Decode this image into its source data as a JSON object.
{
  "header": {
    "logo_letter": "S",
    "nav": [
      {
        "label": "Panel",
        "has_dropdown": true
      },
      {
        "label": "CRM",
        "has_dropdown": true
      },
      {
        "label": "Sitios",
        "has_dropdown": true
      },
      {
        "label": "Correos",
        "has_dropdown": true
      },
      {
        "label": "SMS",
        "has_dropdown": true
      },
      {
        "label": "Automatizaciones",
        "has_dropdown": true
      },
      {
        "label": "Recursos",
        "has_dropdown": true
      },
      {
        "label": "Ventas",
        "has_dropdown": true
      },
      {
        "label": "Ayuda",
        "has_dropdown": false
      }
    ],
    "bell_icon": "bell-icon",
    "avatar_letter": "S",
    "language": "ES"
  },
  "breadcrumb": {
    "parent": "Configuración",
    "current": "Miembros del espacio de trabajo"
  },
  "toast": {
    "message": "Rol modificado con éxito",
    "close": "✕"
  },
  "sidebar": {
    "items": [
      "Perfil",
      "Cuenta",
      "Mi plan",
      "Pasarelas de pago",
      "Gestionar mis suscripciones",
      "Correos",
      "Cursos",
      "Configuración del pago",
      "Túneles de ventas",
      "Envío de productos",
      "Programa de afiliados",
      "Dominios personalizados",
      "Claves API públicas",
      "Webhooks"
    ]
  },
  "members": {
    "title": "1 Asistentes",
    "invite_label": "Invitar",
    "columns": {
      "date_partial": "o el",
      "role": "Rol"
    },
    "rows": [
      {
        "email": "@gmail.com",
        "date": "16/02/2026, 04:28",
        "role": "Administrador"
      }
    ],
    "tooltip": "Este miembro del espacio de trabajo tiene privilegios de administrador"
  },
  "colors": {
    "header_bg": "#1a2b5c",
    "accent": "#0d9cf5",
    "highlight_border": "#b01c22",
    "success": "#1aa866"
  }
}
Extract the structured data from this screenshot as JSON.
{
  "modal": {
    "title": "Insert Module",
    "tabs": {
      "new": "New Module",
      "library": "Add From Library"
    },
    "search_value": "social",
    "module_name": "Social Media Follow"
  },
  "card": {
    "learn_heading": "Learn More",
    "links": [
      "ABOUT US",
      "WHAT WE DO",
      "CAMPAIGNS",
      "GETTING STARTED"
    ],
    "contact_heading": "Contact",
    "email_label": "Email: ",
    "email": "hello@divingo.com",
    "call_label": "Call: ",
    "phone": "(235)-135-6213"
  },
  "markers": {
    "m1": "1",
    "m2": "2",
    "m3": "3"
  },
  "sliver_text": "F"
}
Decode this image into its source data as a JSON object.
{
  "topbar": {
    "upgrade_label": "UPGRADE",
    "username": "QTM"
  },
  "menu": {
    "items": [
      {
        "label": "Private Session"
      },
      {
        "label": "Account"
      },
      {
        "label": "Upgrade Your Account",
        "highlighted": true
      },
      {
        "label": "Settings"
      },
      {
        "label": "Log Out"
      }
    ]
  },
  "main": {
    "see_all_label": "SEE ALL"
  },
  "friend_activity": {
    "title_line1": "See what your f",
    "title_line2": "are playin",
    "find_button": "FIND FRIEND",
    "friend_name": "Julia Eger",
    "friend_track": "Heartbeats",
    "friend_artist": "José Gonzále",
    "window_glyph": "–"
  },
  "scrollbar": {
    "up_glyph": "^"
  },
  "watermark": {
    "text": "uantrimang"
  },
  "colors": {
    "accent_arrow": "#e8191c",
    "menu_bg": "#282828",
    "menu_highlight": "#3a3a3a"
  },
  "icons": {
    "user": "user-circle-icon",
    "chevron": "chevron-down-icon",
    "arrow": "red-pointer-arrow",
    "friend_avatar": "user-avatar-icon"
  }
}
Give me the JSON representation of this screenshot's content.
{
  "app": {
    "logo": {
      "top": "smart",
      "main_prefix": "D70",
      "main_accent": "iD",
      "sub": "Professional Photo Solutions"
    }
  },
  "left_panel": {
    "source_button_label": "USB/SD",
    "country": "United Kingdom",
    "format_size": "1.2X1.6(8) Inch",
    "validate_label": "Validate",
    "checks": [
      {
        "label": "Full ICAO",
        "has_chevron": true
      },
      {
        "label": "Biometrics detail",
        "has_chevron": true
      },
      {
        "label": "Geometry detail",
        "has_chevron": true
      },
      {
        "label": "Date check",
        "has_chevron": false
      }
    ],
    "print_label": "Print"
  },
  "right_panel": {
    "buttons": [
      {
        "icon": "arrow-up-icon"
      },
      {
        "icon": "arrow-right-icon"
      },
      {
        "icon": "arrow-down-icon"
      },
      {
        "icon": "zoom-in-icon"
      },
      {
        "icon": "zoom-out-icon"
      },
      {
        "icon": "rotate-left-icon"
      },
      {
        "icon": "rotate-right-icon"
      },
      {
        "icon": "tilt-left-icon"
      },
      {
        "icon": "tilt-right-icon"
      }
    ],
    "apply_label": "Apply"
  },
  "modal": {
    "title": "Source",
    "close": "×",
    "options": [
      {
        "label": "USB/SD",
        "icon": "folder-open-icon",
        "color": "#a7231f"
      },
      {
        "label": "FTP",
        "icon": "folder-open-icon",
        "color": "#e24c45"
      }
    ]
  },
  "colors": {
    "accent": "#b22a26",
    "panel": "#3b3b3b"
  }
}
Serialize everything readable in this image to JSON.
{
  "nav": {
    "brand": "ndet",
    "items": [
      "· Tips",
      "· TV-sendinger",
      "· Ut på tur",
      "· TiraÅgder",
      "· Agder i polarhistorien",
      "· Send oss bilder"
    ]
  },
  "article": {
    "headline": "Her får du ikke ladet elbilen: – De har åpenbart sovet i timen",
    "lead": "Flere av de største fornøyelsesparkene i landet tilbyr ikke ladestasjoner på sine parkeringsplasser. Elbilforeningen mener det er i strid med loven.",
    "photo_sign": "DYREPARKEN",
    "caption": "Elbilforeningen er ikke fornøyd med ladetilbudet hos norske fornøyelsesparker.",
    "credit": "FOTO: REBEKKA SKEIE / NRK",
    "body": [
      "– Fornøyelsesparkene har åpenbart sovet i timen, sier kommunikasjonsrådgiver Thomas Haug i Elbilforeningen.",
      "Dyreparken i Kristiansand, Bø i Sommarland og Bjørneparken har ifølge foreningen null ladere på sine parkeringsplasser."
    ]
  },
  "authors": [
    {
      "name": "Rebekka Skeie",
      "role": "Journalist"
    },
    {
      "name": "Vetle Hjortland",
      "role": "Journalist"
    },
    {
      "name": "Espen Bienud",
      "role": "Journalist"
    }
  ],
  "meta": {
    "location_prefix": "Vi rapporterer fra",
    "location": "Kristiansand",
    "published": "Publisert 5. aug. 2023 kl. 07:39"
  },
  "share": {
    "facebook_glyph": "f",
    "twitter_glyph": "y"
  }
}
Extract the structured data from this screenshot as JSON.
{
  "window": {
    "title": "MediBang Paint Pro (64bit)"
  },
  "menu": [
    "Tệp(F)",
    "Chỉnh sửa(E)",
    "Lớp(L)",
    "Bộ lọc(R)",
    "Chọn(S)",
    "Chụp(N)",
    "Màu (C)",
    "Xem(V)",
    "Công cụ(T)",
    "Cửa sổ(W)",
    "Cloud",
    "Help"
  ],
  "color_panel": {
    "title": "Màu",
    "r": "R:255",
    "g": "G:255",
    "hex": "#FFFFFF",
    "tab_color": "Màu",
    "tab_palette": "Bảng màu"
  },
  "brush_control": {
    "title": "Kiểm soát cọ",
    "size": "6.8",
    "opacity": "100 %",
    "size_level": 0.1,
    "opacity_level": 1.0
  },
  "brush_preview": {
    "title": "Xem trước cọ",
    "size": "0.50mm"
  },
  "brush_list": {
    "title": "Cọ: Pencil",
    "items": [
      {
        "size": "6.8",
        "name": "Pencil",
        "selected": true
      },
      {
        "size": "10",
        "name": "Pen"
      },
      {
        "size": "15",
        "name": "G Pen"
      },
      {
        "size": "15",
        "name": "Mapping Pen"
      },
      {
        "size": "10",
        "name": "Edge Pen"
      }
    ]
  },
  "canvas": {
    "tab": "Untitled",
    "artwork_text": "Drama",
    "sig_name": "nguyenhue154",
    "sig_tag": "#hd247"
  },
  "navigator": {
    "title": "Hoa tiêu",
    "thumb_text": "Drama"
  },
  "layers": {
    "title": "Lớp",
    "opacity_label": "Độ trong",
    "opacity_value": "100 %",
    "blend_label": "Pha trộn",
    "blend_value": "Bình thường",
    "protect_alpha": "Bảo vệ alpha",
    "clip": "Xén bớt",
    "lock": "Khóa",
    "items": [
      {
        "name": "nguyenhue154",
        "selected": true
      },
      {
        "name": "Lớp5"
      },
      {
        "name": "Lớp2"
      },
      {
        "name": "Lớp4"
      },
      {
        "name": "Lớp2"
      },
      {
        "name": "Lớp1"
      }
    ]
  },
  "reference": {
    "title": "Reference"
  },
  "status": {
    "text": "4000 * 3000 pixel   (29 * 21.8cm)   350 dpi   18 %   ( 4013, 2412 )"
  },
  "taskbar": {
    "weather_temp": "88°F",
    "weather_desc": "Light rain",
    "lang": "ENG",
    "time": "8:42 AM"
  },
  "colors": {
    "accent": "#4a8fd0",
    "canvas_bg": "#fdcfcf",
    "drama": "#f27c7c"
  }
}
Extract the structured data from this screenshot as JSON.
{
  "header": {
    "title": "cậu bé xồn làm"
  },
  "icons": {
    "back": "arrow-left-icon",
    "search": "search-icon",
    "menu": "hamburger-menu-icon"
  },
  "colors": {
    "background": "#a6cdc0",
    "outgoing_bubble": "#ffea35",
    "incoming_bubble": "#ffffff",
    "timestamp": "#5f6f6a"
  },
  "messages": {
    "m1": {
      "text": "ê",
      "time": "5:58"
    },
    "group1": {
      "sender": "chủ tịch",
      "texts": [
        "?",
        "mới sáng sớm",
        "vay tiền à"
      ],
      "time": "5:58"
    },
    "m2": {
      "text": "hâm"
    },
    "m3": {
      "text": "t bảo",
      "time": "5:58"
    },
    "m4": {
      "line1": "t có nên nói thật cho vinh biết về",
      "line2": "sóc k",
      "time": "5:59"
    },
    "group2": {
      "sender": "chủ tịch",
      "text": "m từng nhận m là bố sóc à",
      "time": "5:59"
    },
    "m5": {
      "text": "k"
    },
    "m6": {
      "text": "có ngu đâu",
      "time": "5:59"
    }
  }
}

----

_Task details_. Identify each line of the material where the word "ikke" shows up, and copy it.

_Task output_.
    "headline": "Her får du ikke ladet elbilen: – De har åpenbart sovet i timen",
    "lead": "Flere av de største fornøyelsesparkene i landet tilbyr ikke ladestasjoner på sine parkeringsplasser. Elbilforeningen mener det er i strid med loven.",
    "caption": "Elbilforeningen er ikke fornøyd med ladetilbudet hos norske fornøyelsesparker.",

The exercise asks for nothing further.